*Available data*.
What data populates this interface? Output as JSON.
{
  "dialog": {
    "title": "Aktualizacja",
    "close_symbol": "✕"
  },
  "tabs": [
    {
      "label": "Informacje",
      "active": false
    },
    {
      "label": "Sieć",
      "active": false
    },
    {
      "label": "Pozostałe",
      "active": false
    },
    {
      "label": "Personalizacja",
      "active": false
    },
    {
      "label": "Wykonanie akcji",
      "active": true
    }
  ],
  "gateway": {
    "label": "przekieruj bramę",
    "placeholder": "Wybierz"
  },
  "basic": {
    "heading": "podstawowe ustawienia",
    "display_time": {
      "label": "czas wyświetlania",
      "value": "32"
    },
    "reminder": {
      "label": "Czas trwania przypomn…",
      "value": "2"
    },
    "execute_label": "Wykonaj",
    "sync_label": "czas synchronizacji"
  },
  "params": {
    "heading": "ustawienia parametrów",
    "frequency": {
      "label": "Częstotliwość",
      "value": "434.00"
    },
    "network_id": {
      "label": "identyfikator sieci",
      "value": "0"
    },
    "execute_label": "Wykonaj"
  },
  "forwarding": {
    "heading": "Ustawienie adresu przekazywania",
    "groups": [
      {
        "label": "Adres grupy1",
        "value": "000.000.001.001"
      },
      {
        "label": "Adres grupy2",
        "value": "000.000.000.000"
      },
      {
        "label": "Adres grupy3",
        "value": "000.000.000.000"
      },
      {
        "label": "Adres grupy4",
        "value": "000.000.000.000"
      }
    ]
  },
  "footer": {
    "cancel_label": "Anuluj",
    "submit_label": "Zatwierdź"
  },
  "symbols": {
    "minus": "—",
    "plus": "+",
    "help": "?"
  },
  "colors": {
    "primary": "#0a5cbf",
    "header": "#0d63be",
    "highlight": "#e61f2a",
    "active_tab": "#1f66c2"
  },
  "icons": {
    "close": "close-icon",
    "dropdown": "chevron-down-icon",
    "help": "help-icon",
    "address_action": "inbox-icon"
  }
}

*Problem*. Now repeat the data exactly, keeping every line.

*The completed task*.
What data populates this interface? Output as JSON.
{
  "dialog": {
    "title": "Aktualizacja",
    "close_symbol": "✕"
  },
  "tabs": [
    {
      "label": "Informacje",
      "active": false
    },
    {
      "label": "Sieć",
      "active": false
    },
    {
      "label": "Pozostałe",
      "active": false
    },
    {
      "label": "Personalizacja",
      "active": false
    },
    {
      "label": "Wykonanie akcji",
      "active": true
    }
  ],
  "gateway": {
    "label": "przekieruj bramę",
    "placeholder": "Wybierz"
  },
  "basic": {
    "heading": "podstawowe ustawienia",
    "display_time": {
      "label": "czas wyświetlania",
      "value": "32"
    },
    "reminder": {
      "label": "Czas trwania przypomn…",
      "value": "2"
    },
    "execute_label": "Wykonaj",
    "sync_label": "czas synchronizacji"
  },
  "params": {
    "heading": "ustawienia parametrów",
    "frequency": {
      "label": "Częstotliwość",
      "value": "434.00"
    },
    "network_id": {
      "label": "identyfikator sieci",
      "value": "0"
    },
    "execute_label": "Wykonaj"
  },
  "forwarding": {
    "heading": "Ustawienie adresu przekazywania",
    "groups": [
      {
        "label": "Adres grupy1",
        "value": "000.000.001.001"
      },
      {
        "label": "Adres grupy2",
        "value": "000.000.000.000"
      },
      {
        "label": "Adres grupy3",
        "value": "000.000.000.000"
      },
      {
        "label": "Adres grupy4",
        "value": "000.000.000.000"
      }
    ]
  },
  "footer": {
    "cancel_label": "Anuluj",
    "submit_label": "Zatwierdź"
  },
  "symbols": {
    "minus": "—",
    "plus": "+",
    "help": "?"
  },
  "colors": {
    "primary": "#0a5cbf",
    "header": "#0d63be",
    "highlight": "#e61f2a",
    "active_tab": "#1f66c2"
  },
  "icons": {
    "close": "close-icon",
    "dropdown": "chevron-down-icon",
    "help": "help-icon",
    "address_action": "inbox-icon"
  }
}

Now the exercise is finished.